This photograph of Windermere dates from March 2002. A version is posted on my Out & About website.
I had labelled it: Lake Windermere: View towards Helvellyn. A few days ago I had an email pointing out that the word Lake in the title is redundant. This body of water is simply Winder-mere. Mere is just another term for a lake.
I agree and have re-labelled the photograph.
In a follow-up email, however, my correspondent added
I think that 'the media' is largely responsible for the misuse, and also for its acceptance among the general public, few of whom care much about the language anyway.
Regardless of the reason for it happening, or for its acceptance, the fact remains that it betrays a lack of understanding of the english language ... sad then that so many perpetrators actually make their living from use of that language.
I thought I'd do a bit of investigation and the name Lake Windermere does seem to crop up on the websites of various local businesses and others whom you might have thought would have known better.
Even Windermere Lake Cruises on whose boat we sailed, uses the term at one stage.
One site that avoids the pitfall and has some stunning pictures is the Visit Cumbria site.
Windermere, the town, was originally known as Birthwaite, but when the railway arrived in 1847, the station was named Windermere and the town developed quickly around the station, with hotels, boarding houses and shops eventually spreading down the hill to merge with Bowness.
One might well question why the National Park was called the Lake District when there is only one lake (Bassenthwaite Lake) while the rest are meres, tarns or waters.

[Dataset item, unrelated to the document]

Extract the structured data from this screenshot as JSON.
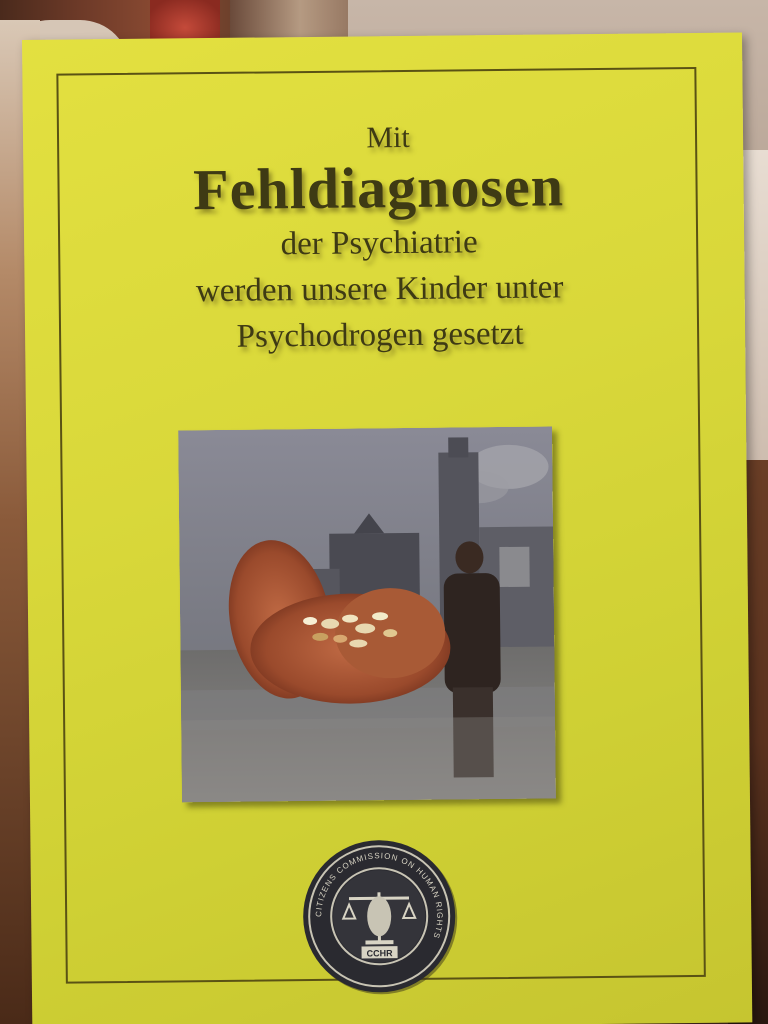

The Wikipedia List of tautological place-names not only includes Lake Windermere but also Wastwater, being a combination of the Old Norse "vatn" and the Old English "wæter", meaning waterwater.